Find the word "this" in the listing below, then return every line it appears in.

^^^^

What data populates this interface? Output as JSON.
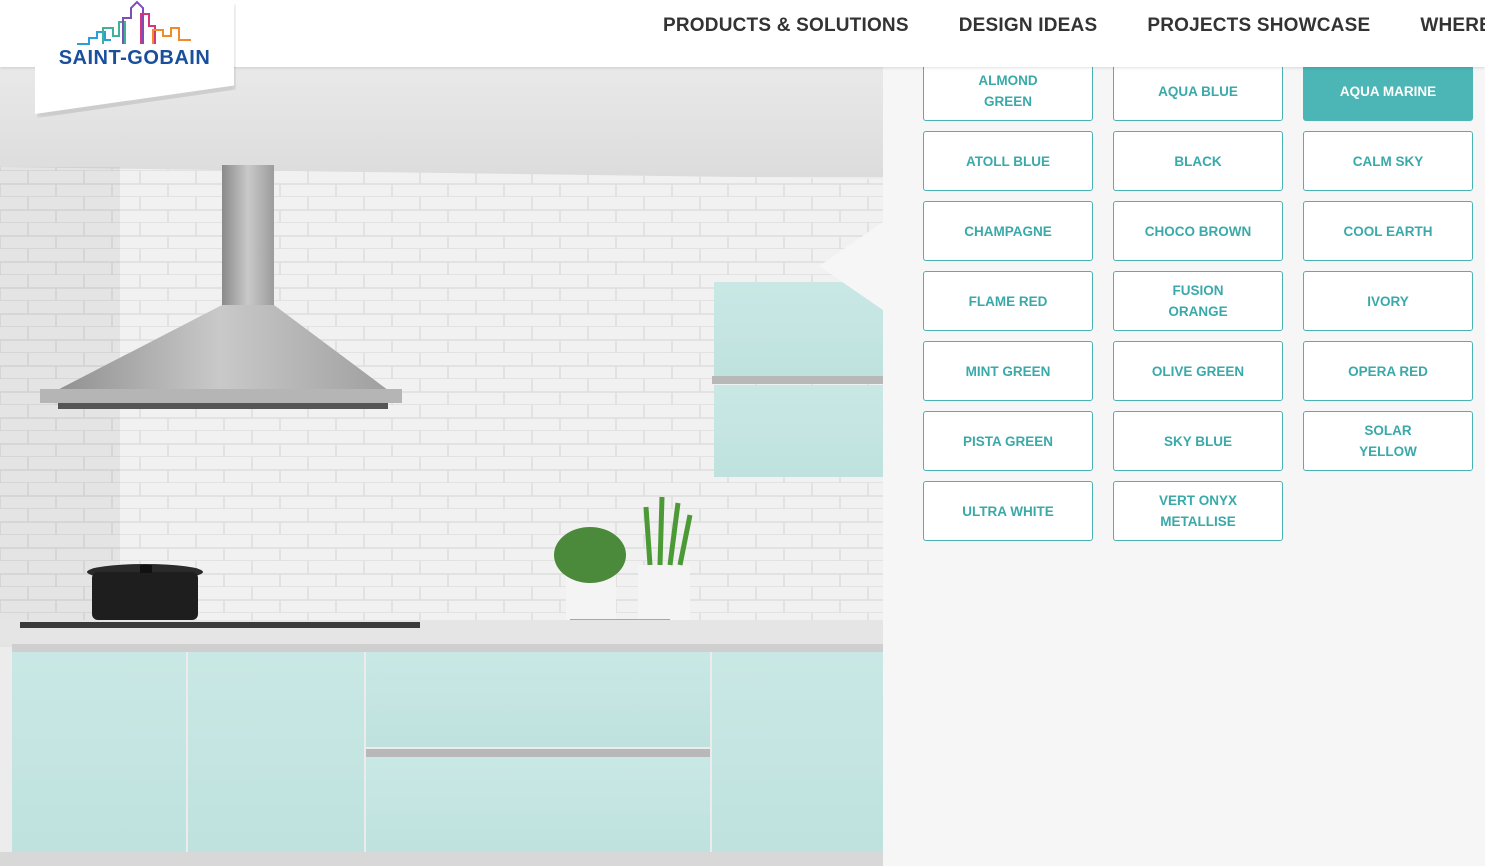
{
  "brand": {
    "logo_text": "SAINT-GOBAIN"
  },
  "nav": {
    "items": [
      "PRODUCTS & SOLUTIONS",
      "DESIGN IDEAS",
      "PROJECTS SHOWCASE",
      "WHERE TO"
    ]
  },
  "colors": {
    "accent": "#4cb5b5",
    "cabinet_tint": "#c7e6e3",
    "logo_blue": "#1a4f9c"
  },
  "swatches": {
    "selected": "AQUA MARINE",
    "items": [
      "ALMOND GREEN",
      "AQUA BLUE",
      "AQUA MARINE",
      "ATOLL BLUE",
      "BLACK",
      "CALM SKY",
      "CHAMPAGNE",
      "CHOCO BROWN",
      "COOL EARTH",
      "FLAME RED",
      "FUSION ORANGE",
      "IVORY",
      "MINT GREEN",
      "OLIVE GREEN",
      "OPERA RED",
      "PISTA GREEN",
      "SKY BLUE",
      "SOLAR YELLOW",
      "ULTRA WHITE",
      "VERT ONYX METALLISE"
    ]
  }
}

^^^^

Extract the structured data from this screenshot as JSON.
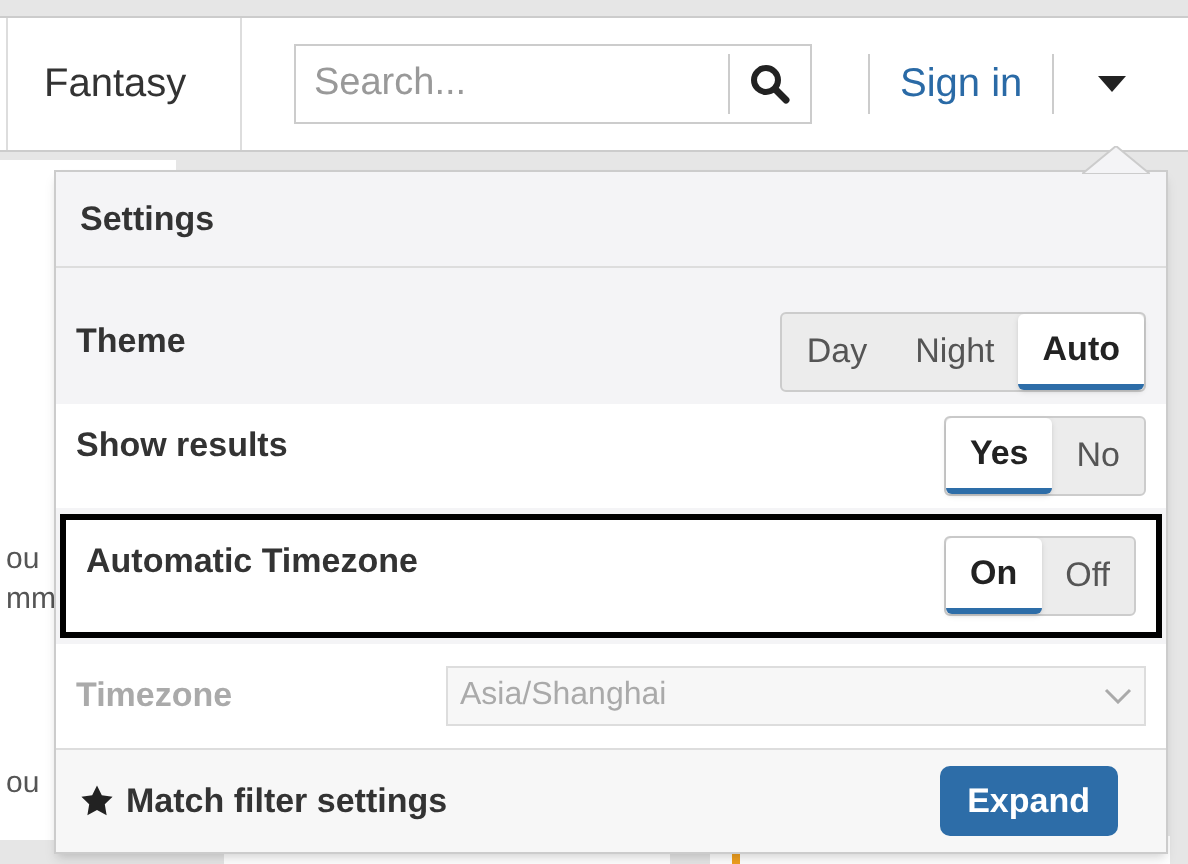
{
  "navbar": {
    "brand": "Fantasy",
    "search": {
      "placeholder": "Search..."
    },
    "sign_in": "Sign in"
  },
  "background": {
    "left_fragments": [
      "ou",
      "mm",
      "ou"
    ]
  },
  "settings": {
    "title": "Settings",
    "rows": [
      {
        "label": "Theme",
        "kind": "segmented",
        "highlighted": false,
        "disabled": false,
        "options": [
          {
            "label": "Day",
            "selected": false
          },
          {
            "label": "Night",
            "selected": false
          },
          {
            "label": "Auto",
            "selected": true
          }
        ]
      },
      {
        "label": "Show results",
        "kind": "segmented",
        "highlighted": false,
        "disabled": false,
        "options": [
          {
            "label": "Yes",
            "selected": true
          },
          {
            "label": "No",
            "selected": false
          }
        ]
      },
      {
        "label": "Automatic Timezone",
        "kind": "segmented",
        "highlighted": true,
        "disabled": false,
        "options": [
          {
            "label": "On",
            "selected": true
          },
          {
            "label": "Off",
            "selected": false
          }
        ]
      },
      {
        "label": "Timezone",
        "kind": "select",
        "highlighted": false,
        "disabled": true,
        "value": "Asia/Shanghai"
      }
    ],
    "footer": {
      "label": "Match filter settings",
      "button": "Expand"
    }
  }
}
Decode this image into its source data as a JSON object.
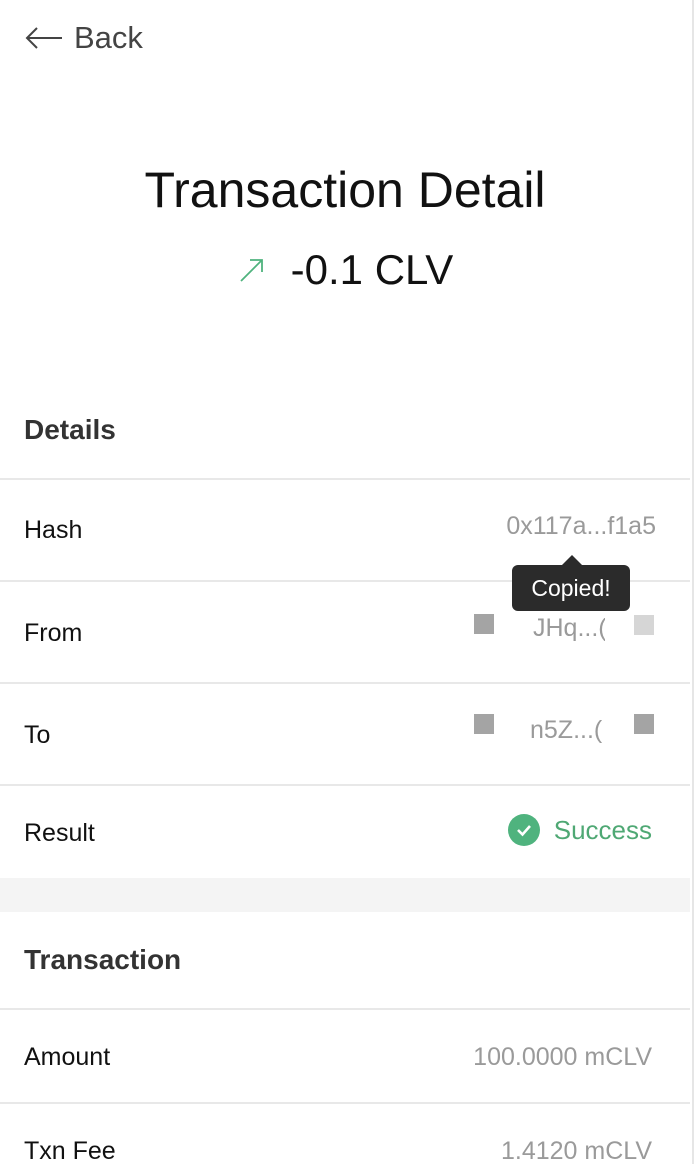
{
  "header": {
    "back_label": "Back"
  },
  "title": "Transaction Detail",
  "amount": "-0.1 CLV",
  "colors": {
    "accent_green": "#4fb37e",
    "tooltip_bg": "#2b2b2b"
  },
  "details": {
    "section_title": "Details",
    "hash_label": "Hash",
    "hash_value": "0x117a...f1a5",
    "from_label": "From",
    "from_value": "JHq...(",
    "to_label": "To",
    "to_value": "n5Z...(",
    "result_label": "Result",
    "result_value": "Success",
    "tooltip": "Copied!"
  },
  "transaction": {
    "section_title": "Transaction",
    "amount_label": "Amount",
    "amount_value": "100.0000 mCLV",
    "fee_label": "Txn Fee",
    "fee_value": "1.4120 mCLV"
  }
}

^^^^

• [Exercise solution]:
What data populates this interface? Output as JSON.
Extract the structured data from this screenshot as JSON.
Decode this image into its source data as a JSON object.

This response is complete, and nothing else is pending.